Why Writing Works

Disciplinary Approaches to Composing Texts

Research in History

by Dr. Anita Gaul

The ability to conduct research and present one’s findings in writing are important skills in the field of history. Being an historian and conducting research is like being a detective – not a crime detective, but a history detective.

Develop a topic

A crime detective begins with a question, usually “Who did it?” Historians begin with a question, too. It is important to begin one’s research with a good question, one that is not too broad, but also not too narrow. For example, the question “Did women support American involvement in World War I?” is far too broad. It is beyond your ability to research whether women around the world or even in the United States were in favor of the war. On the other hand, the question “Did the women in my family support American involvement in World War I?” is too narrow. You will probably not find enough evidence to write an entire paper explaining what the women in your particular family thought about World War I. For an undergraduate historical research paper, a far more manageable question would be: “Did the women in my hometown support American involvement in World War I?”

It is also important to formulate a question that you don’t already know the answer to and are able to approach with an open mind. You must – to the best of your ability – conduct your research objectively. Let the research guide you; do not manipulate the details you find in your research to conform to or affirm a pre-determined answer. Keeping with the hypothetical research question previously posed, you must conduct your research not already thinking that the women in your hometown supported the war. Approach the topic with an open mind, looking for any piece of evidence that speaks to what women thought or felt about the war. Let the evidence tell you the answer to your question.

Conduct the research

The next step is to consult the secondary sources on your topic. This is the work scholars have already published in this area. You probably will not find many (or any) secondary sources about women in your particular hometown, but you will find books and journal articles that speak more generally to the views of American women on World War I or to the views of women living in your state or region. It is helpful to read these secondary sources, not only to provide context for your topic, but also to check the bibliography and footnotes in these works to see what sources and types of evidence were used.

Once you have consulted the secondary sources, you need to figure out where to find the evidence to answer your specific research question. In many ways, this is like a detective looking for clues. A crime detective looks for clues to solve a crime. An historian looks for “clues” to solve the historical question under consideration. There could be clues in any number of places: libraries, museums, historical societies, government documents, archival collections, court records, oral interviews, etc. You will need to consult the catalogs and databases of many different institutions and collections in order to determine what sources are available and accessible.

The best and most valuable clues/evidence in the field of history are found in primary sources. What is a primary source? A primary source is a source of information that provides a first-hand or eyewitness account of an event or was written during the time period under investigation. Primary sources include letters, newspapers, diaries and journals, court documents, financial records, and photographs.

Locating and accessing primary sources often requires an historian to do field work: going to archives, handling delicate materials, etc.
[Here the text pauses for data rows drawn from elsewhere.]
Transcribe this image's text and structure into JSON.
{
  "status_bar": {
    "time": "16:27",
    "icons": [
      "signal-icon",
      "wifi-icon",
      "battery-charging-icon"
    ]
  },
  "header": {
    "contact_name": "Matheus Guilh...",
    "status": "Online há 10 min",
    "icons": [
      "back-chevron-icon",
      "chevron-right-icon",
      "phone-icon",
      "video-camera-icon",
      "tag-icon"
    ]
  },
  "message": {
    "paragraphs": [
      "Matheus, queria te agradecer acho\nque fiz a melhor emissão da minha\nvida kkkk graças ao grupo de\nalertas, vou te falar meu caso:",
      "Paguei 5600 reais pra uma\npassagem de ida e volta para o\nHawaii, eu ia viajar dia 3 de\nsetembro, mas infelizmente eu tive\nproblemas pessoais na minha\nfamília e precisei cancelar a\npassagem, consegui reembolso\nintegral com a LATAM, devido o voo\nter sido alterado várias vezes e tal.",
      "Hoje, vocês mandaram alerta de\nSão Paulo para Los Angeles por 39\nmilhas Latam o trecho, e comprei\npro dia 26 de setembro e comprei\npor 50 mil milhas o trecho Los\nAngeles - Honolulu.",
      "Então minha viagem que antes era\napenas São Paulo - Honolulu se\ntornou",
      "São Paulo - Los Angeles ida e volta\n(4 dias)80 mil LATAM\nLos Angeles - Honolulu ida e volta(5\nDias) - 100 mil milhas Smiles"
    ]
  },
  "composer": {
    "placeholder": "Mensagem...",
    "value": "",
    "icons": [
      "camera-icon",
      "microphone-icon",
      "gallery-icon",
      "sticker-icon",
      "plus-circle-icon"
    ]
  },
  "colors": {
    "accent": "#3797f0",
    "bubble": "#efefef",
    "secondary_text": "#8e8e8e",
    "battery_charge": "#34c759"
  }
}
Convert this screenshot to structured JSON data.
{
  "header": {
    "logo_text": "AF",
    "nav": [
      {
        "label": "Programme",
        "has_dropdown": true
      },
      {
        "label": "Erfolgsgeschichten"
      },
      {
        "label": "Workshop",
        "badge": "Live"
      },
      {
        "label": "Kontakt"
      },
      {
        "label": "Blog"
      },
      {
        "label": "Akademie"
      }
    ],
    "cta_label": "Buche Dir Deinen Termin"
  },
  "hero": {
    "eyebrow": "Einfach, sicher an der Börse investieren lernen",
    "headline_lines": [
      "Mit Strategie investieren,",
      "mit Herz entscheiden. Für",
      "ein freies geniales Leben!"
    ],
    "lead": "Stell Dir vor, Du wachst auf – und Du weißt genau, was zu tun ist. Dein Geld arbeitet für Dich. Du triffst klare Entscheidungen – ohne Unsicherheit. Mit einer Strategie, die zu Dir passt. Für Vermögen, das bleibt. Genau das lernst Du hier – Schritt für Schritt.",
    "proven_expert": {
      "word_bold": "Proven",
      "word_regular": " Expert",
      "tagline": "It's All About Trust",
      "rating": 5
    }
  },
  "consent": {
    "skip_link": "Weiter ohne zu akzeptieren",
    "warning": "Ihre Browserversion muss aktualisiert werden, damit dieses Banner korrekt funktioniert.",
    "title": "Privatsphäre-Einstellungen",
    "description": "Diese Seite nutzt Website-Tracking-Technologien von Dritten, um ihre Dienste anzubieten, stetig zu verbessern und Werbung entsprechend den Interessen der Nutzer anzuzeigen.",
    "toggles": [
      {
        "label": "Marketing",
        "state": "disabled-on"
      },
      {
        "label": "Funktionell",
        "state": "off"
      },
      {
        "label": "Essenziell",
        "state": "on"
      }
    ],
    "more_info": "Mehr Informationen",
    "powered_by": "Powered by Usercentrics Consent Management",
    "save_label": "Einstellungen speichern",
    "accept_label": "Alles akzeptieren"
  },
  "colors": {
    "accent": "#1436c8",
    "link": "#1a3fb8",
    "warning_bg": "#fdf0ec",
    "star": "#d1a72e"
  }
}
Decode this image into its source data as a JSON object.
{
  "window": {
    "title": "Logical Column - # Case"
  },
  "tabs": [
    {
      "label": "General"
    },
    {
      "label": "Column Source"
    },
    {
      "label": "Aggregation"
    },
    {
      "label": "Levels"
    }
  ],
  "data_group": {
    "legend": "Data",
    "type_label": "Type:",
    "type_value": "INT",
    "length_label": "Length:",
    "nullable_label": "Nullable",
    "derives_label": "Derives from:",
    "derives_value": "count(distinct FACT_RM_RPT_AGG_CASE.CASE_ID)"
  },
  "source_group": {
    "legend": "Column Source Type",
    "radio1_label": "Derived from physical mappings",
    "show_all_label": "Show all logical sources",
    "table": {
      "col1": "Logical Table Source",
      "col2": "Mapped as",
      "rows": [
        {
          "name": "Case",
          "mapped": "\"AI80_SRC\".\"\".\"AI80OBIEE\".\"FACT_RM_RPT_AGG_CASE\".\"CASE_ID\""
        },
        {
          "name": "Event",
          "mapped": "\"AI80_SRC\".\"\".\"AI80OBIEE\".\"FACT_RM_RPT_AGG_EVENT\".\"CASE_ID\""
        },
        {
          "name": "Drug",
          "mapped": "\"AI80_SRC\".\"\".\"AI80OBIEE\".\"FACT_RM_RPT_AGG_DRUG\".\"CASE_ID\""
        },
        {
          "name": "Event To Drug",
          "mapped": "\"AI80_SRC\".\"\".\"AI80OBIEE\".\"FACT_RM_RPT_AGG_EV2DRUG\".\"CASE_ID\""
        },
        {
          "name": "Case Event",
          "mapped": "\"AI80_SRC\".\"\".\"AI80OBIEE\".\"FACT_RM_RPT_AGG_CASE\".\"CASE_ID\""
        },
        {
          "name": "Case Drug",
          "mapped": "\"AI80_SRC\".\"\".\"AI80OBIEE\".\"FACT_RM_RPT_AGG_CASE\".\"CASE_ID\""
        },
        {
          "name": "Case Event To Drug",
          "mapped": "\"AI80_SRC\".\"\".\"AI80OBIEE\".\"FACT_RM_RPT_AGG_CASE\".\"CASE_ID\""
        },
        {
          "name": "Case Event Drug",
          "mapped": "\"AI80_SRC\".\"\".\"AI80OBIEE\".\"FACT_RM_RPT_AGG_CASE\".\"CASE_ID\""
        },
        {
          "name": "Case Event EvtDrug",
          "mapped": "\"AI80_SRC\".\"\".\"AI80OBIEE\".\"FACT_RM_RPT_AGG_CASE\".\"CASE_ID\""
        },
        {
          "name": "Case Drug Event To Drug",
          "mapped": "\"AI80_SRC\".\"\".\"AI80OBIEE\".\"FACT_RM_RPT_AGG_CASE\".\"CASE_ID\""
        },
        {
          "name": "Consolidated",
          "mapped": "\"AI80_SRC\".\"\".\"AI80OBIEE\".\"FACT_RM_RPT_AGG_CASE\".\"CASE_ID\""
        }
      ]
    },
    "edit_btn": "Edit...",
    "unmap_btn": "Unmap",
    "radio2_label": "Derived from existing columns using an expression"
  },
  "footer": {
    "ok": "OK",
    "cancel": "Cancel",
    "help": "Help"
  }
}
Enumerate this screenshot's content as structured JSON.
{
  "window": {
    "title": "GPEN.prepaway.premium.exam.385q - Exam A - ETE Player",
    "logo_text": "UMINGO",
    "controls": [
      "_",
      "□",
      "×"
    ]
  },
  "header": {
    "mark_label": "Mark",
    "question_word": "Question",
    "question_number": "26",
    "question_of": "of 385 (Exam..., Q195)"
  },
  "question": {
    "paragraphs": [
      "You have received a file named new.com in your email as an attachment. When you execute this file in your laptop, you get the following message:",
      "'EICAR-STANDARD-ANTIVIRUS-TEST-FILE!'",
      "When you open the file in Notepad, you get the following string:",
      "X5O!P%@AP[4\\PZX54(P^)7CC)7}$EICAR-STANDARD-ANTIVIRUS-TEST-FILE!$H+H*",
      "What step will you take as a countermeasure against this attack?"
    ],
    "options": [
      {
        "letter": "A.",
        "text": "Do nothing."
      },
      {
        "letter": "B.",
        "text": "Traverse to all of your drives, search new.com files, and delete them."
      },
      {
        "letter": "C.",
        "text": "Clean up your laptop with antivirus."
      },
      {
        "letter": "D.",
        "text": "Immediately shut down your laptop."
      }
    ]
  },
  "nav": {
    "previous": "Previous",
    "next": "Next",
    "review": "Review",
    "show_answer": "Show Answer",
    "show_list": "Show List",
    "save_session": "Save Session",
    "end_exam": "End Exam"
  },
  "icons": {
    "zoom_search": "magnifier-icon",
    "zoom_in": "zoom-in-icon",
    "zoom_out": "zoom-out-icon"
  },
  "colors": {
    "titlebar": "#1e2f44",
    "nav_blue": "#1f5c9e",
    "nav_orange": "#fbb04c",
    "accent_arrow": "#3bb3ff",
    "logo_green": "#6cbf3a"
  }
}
Some archival repositories require researchers to wear gloves when working with fragile documents. Just like a crime detective cannot mishandle the evidence, an historian cannot damage the primary sources.

When considering the ongoing example of women’s views of World War I, a good place to start looking for primary sources would be the historical society or museum in your hometown or region. Check those archives and collections to see what documents and records they have. Another possible source of clues would be the collections of your state historical society. Also check the newspaper published in your hometown or region during the war years.

As you can tell, good historical research takes a lot of time and careful reading. You will probably have to look through many files of old papers and documents. You may have to read through several years of old newspapers. A good crime detective conducts a thorough and careful investigation, pursuing every lead and clue in their quest to solve the crime. Likewise, a good historian conducts a thorough and careful investigation, checking every available source and consulting all possible repositories of evidence.

Determining credibility of sources 

Primary sources also need to be approached with a critical eye. When evaluating a primary source, it is important to assess its credibility and reliability. You need to think about whether the author was in a position to know what they were talking about. To do this, keep some key questions in mind:

  1. When was this document written? What was the historical context in which it was created? What was happening at that time and place that may have affected what the author wrote?
  2. Who was the author of this document and what was their purpose in writing it? Would the author have any particular biases that may have affected what they wrote?
  3. What information does the author include? What information does the author not include, and why might this be?
  4. What is the format of this document? Was this document published or not? Who was the intended audience? How do you think this document was received by its intended audience?
  5. How does this source compare to others you have read on this topic?

Once you have consulted all possible leads, clues, and pieces of evidence, carefully evaluate them to see what they “say” to you regarding the research question you posed at the beginning. Let the evidence guide your answer, then write your research paper accordingly.